The UK’s first ever waiting time standards for access to NHS mental health services brought mental healthcare into line with physical health, with the ambitious target that people with a suspected first episode of psychotic illness should be assessed and 50 per cent referred for treatment within two weeks.
This reflects a growing understanding that early intervention can make an enormous difference for psychosis. Getting this right promises to transform lives, free up capacity in trusts – and save the NHS scarce resources.
- Psychiatrists, nurses and other professionals in London’s 28 Early Intervention team work differently across nine mental health trusts and there are a variety of referral routes. The digital campaign had to reach busy clinical staff, many of whom work on a ward with limited access to IT.
- There were skills gaps, for example insufficient staff qualified in specialist therapies required a rapid training programme in each service, and London-wide
- Rapid assessment relies on people seeking help. This means friends, family and communities spotting symptoms and behaviours, or those in professional roles outside of mental healthcare, such as social workers, teachers or police officers.
- General practitioners are key – they are the ‘first port of call’ for many seeking help, and in most places required to make the referral for assessment. The digital campaign had to raise awareness and provide differentiated information to more than 8,000 family doctors in 1,700 practices.
But how well prepared were Londoners to meet this challenge?
We commissioned a ground-breaking survey into public attitudes to psychosis, to understand the level of public awareness and knowledge about psychosis, the kinds of behaviours which would prompt people to seek help – and where Londoners might turn.
We developed the idea of a ‘psychosis-aware London’ as the organising principle to drive the digital campaign, encompassing mental health staff, GPs and other professionals – alongside local organisations, communities, friends and families.
A digital campaign was developed to reach front-line staff in hospitals with credibility and cut-through, with a bespoke website to provide information and support for professionals and public alike.
It contains a wealth of resources section is key, with strong use of videos, including an animation featuring an avatar of Simon Clarke, head of one of the London services. It has an upbeat design and materials to inform, reassure, and inspire. The navigation routes visitors quickly to the right content for them, and linked to materials for download and print.
A particular need identified was to support GPs to identify and refer for assessment, and Health Education England funded a discrete set element of the programme, with bespoke website content linked to training and development opportunities organised by individual CCGs for their members.
There are also materials for professionals from other sectors, such as those working with young people – as well as information designed for the public. This includes materials for youth groups, education and social media sharing.
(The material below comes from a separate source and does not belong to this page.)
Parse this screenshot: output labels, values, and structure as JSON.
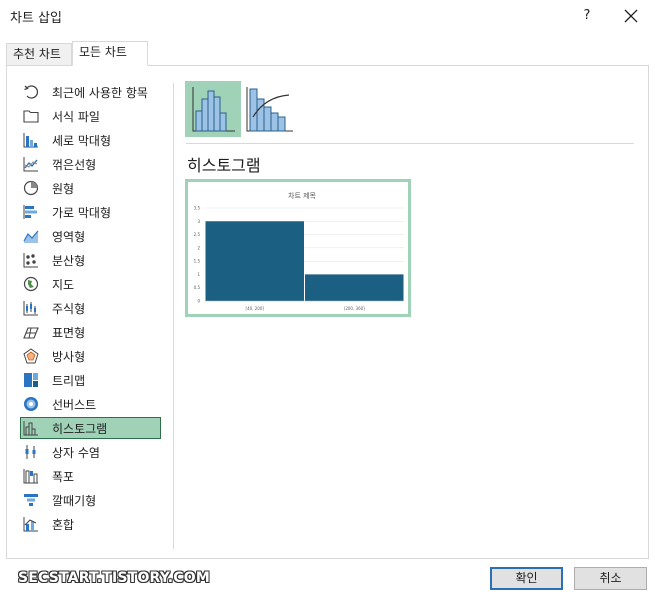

Materials were developed and delivered with and through professional networks, for example GP materials were available online to support locally-led training initiatives in an integrated campaign. In delivering this project, we developed a whole approach to reaching 8,000 family doctors in 1,700 practices, who refer patients to 32 different local hospital sites.
As at April 2016, London was rated among the best regions in the country in terms of readiness to implement the new standard.
A key success factor was working effectively across many organisations with multiple stakeholders, and complex clinical and leadership structures.